"Everybody was accountable to the same number, or the same percentage. So it started, not only to put everybody kind of on a level playing field, but it also added the accountability factor too. So, there wasn't that disparity between some parishes supporting at two percent, or some supporting at a much higher level," Biernat said.
In addition to the tithe, each parish will be expected to raise an amount equal to 8 percent of its annual income in contributions from parishioners to the annual Catholic Appeal.
Parishes that surpass the assessment for the appeal will receive at least 50 percent of the overage directly back to the parish, with the remaining 50 percent of the overage available to fund abatements, according to IFRM project manager Patricia Fraser.
Parishes that are facing financial difficulty or unable to meet the appeal goal may apply for an abatement from either the tithe or Appeal assessment. Requests for abatements will be reviewed by an abatement committee to be established by the cardinal.

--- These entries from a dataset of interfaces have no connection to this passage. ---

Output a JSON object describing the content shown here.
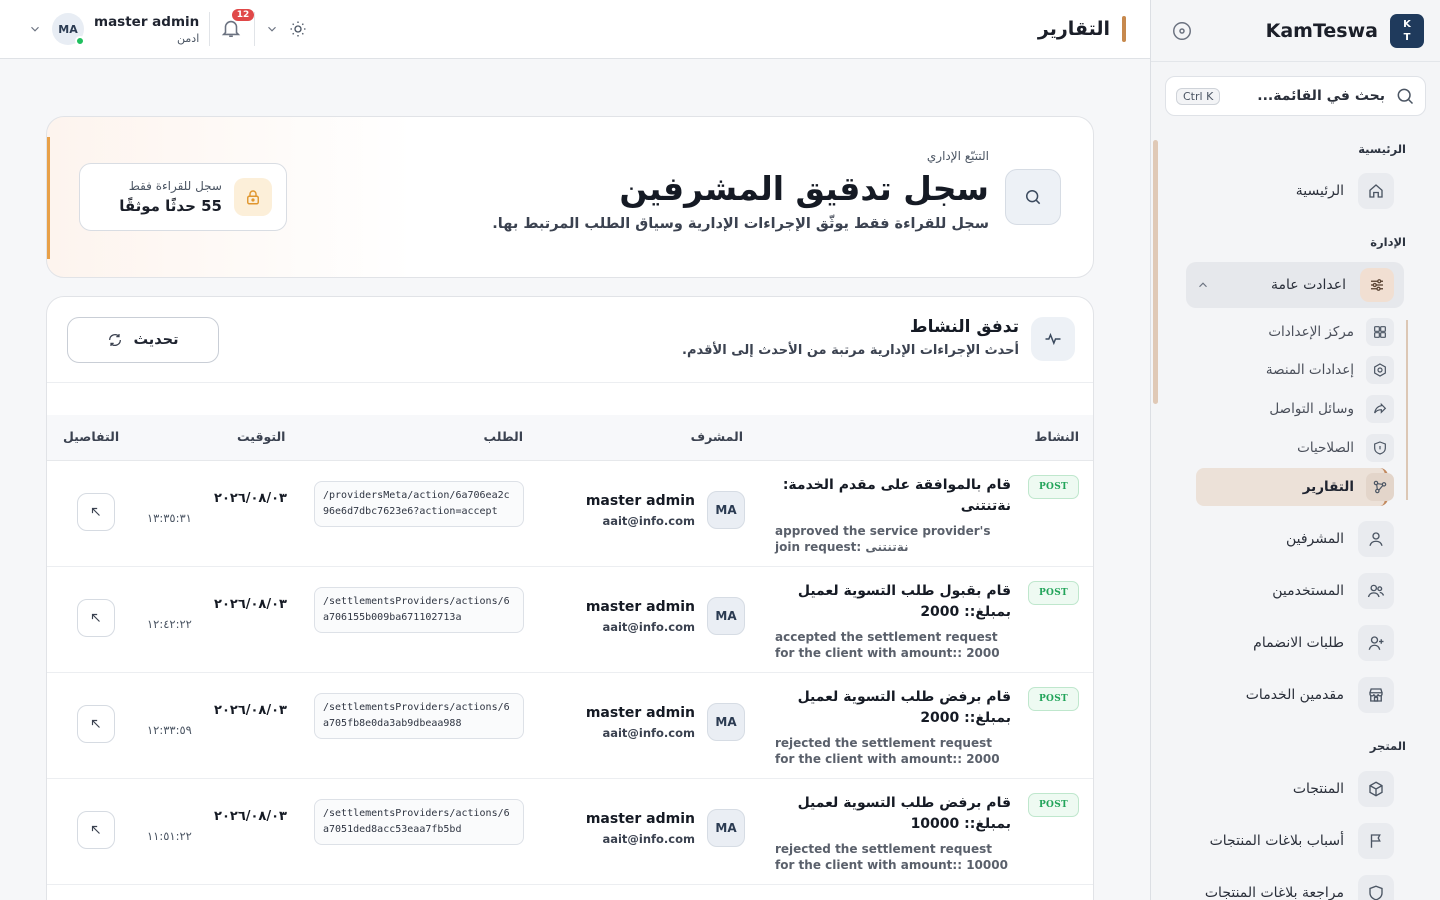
{
  "topbar": {
    "page_title": "التقارير",
    "user_initials": "MA",
    "user_name": "master admin",
    "user_role": "ادمن",
    "notifications_count": "12"
  },
  "sidebar": {
    "brand_name": "KamTeswa",
    "brand_logo_line1": "K",
    "brand_logo_line2": "T",
    "search_placeholder": "بحث في القائمة...",
    "search_shortcut": "Ctrl K",
    "section_home": "الرئيسية",
    "section_admin": "الإدارة",
    "section_store": "المتجر",
    "items": {
      "home": "الرئيسية",
      "general_settings": "اعدادت عامة",
      "settings_center": "مركز الإعدادات",
      "platform_settings": "إعدادات المنصة",
      "social": "وسائل التواصل",
      "permissions": "الصلاحيات",
      "reports": "التقارير",
      "supervisors": "المشرفين",
      "users": "المستخدمين",
      "join_requests": "طلبات الانضمام",
      "providers": "مقدمين الخدمات",
      "products": "المنتجات",
      "report_reasons": "أسباب بلاغات المنتجات",
      "report_review": "مراجعة بلاغات المنتجات"
    }
  },
  "hero": {
    "kicker": "التتبّع الإداري",
    "title": "سجل تدقيق المشرفين",
    "subtitle": "سجل للقراءة فقط يوثّق الإجراءات الإدارية وسياق الطلب المرتبط بها.",
    "chip_label": "سجل للقراءة فقط",
    "chip_value": "55 حدثًا موثقًا"
  },
  "activity": {
    "title": "تدفق النشاط",
    "subtitle": "أحدث الإجراءات الإدارية مرتبة من الأحدث إلى الأقدم.",
    "refresh_label": "تحديث",
    "columns": {
      "activity": "النشاط",
      "admin": "المشرف",
      "request": "الطلب",
      "time": "التوقيت",
      "details": "التفاصيل"
    },
    "rows": [
      {
        "method": "POST",
        "desc_ar": "قام بالموافقة على مقدم الخدمة: نةتنتنى",
        "desc_en": "approved the service provider's join request: نةتنتنى",
        "admin_initials": "MA",
        "admin_name": "master admin",
        "admin_email": "aait@info.com",
        "request": "/providersMeta/action/6a706ea2c96e6d7dbc7623e6?action=accept",
        "date": "٢٠٢٦/٠٨/٠٣",
        "time": "١٣:٣٥:٣١"
      },
      {
        "method": "POST",
        "desc_ar": "قام بقبول طلب التسوية لعميل بمبلغ:: 2000",
        "desc_en": "accepted the settlement request for the client with amount:: 2000",
        "admin_initials": "MA",
        "admin_name": "master admin",
        "admin_email": "aait@info.com",
        "request": "/settlementsProviders/actions/6a706155b009ba671102713a",
        "date": "٢٠٢٦/٠٨/٠٣",
        "time": "١٢:٤٢:٢٢"
      },
      {
        "method": "POST",
        "desc_ar": "قام برفض طلب التسوية لعميل بمبلغ:: 2000",
        "desc_en": "rejected the settlement request for the client with amount:: 2000",
        "admin_initials": "MA",
        "admin_name": "master admin",
        "admin_email": "aait@info.com",
        "request": "/settlementsProviders/actions/6a705fb8e0da3ab9dbeaa988",
        "date": "٢٠٢٦/٠٨/٠٣",
        "time": "١٢:٣٣:٥٩"
      },
      {
        "method": "POST",
        "desc_ar": "قام برفض طلب التسوية لعميل بمبلغ:: 10000",
        "desc_en": "rejected the settlement request for the client with amount:: 10000",
        "admin_initials": "MA",
        "admin_name": "master admin",
        "admin_email": "aait@info.com",
        "request": "/settlementsProviders/actions/6a7051ded8acc53eaa7fb5bd",
        "date": "٢٠٢٦/٠٨/٠٣",
        "time": "١١:٥١:٢٢"
      }
    ]
  },
  "colors": {
    "accent": "#c7894d",
    "active_nav_bg": "#ece1d8",
    "post_green": "#22a45a",
    "brand_logo_bg": "#1f3a5c"
  },
  "icons": {
    "search": "search-icon",
    "bell": "bell-icon",
    "sun": "sun-icon",
    "lock": "lock-icon",
    "activity": "activity-pulse-icon",
    "refresh": "refresh-icon",
    "details": "arrow-up-left-icon"
  }
}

In 2008, the archdiocese established the Improved Financial Relationship Committee (IFRC) to review the system in place at the time for parish financial support of the ministries and offices of the archdiocese, and for making recommendations for improvements to the system.
"The committee was charged with finding a way to simplify a pre-existing reality, which was really this hodgepodge of taxes, assessments, fees and goals," said Father Bryan Parrish, an IFRC member who co-chaired the committee representing pastors from 2008 until 2011.
The IFRC included representatives of the Archdiocesan Finance Council, the Archdiocesan Pastoral Council, the Presbyteral Council, pastors of the Archdiocese, and staff of various offices of the archdiocese with expertise in law, pastoral care, fundraising, and finances.
At the time, the IFRC began its work as it surveyed all of the pastors of the archdiocese and requested feedback on the system in place at that time. It also surveyed other archdioceses and dioceses across the United States, where it found that 23 of 30 archdioceses and dioceses surveyed had some form of a broad-based financial model to coordinate financial support of the ministries and offices of the archdiocese or diocese.
"All of that really shaped how the model ended up being finalized and presented," Father Parrish said.
In 2009 Cardinal Seán P. O'Malley accepted the IFRM as a viable financial blueprint. The IFRM went into effect over time, in phases and through a series of consultative efforts. The first phase of 33 parishes adopted the model in 2010, followed by the second phase of 45 parishes in 2011. After Cardinal O'Malley consulted with the Presbyteral Council and the Finance Council, he approved the IFRM for final implementation in two remaining phases.
The third phase would see 68 parishes enter in 2012, with remaining parishes scheduled to join in July of 2013, based on the recommendation of the committee formed to review the prior system.
Father David Michael, currently pastor at St. Joseph in Needham, experienced the first phase of the IFRM as a pastor at St. John Chrysostom in West Roxbury and a Presbyteral Council member at the time. He was so impressed with how the IFRM worked at his previous parish that he proposed it to the finance council shortly after becoming the pastor at St. Joseph.
"It replaced a whole set of sort of jerry-rigged fees with a proportionally equally system for everybody, for every parish," he said.